>>>>>

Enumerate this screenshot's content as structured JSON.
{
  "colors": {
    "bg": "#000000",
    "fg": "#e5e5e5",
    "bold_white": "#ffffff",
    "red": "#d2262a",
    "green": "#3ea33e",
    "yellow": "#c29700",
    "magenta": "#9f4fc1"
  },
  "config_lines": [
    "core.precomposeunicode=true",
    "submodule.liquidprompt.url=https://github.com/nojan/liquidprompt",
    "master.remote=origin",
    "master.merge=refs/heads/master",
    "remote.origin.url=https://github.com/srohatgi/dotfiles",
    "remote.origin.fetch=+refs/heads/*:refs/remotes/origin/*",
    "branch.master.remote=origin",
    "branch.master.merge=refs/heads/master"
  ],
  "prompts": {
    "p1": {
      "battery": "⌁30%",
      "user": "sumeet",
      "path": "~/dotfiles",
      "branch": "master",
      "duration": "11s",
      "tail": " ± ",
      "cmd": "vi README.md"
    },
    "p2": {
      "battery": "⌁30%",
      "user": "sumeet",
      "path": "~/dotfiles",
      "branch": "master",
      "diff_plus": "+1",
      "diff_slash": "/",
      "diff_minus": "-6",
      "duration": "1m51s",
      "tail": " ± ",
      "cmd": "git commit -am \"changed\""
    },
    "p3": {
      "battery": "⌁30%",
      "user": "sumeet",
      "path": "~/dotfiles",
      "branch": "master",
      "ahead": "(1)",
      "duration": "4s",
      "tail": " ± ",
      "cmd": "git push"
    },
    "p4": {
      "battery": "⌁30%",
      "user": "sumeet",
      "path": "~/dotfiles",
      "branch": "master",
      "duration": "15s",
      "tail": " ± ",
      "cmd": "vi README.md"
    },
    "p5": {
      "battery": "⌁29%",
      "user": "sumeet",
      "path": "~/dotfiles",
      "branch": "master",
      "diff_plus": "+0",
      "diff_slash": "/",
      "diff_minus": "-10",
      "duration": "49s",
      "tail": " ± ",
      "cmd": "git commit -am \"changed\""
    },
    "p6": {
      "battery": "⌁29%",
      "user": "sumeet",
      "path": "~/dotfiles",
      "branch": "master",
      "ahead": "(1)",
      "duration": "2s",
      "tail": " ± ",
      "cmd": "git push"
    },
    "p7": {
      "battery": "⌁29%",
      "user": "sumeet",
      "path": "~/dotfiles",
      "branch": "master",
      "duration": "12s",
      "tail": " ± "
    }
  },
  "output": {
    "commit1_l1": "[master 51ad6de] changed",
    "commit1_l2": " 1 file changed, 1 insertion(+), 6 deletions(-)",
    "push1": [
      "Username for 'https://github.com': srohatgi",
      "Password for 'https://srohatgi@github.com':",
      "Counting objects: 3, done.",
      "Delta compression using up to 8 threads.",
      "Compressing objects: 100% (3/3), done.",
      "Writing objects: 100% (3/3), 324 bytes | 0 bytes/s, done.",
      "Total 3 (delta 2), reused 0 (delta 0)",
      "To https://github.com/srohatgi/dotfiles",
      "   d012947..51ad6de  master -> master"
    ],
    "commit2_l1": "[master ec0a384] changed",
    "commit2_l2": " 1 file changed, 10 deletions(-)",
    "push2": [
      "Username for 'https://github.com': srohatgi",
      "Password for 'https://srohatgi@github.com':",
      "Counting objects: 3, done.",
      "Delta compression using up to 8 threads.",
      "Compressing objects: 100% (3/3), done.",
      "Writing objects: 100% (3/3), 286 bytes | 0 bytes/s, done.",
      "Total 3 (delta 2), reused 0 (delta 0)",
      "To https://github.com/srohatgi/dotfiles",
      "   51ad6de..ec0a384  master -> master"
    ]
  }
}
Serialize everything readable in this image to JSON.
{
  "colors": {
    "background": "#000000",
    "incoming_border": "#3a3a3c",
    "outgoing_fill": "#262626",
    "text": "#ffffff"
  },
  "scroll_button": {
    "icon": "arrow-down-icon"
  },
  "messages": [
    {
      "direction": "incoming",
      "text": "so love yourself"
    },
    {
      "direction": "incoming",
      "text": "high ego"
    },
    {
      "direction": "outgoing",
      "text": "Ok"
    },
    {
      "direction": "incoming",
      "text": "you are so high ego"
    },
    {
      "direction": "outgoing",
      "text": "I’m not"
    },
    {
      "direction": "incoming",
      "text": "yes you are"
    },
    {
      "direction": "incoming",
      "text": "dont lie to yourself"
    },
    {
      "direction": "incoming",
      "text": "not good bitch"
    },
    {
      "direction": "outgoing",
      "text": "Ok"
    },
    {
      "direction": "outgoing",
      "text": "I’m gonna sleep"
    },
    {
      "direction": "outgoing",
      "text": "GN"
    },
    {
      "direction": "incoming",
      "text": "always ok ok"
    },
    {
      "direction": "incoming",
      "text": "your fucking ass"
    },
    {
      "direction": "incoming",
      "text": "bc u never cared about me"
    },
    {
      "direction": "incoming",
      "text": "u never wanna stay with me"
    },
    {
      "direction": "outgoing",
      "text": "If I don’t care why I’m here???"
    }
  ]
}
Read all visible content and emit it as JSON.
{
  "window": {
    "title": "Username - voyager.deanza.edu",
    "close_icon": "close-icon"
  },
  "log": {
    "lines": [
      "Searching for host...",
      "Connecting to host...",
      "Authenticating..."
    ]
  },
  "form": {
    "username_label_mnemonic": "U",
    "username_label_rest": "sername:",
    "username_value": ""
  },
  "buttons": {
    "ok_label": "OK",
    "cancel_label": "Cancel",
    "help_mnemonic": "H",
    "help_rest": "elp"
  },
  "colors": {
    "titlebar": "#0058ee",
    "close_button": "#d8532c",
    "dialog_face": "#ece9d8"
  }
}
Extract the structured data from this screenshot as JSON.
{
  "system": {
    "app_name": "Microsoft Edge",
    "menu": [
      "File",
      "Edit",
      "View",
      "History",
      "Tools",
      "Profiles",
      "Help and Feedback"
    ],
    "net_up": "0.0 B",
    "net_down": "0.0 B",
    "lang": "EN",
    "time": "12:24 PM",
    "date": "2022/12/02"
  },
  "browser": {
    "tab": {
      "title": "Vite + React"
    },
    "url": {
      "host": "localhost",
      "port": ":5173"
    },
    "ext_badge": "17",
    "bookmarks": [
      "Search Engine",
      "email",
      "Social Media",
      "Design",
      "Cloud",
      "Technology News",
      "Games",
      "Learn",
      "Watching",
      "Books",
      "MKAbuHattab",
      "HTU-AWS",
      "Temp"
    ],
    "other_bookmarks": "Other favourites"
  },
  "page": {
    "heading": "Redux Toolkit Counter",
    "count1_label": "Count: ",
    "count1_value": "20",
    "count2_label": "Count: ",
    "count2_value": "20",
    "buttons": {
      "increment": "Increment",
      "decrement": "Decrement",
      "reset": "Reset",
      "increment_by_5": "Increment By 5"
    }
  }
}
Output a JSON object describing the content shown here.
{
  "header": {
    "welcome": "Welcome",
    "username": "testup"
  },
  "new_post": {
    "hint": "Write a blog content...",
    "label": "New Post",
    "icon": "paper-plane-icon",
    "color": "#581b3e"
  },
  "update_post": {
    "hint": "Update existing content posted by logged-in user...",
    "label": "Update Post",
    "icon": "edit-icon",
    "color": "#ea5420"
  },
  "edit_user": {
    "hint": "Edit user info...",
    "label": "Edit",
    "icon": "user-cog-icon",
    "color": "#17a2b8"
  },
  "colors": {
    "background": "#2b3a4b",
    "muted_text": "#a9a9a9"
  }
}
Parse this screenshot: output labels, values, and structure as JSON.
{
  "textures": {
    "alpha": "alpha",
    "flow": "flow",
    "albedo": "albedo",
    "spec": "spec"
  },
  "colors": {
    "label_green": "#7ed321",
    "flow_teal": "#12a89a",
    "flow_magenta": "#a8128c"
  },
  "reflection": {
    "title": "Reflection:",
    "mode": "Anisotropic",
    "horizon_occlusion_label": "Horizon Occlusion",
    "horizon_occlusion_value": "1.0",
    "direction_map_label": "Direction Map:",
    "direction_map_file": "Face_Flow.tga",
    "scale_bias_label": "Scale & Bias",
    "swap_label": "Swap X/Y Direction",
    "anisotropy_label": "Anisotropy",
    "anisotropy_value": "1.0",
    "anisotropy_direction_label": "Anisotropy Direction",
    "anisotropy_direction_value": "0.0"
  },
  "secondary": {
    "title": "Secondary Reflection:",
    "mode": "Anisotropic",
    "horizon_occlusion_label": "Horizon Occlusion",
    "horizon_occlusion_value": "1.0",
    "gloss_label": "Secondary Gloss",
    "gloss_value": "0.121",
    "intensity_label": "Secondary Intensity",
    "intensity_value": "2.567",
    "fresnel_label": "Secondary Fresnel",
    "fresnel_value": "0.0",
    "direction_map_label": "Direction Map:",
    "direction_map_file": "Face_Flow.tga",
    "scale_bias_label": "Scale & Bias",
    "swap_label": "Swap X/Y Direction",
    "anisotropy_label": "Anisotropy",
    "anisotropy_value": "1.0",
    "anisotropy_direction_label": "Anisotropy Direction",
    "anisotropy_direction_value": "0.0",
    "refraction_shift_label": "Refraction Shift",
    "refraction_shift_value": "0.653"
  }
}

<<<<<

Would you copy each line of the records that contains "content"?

◆ **Answer to the problem**
Enumerate this screenshot's content as structured JSON.
Read all visible content and emit it as JSON.
Output a JSON object describing the content shown here.
    "hint": "Write a blog content...",
    "hint": "Update existing content posted by logged-in user...",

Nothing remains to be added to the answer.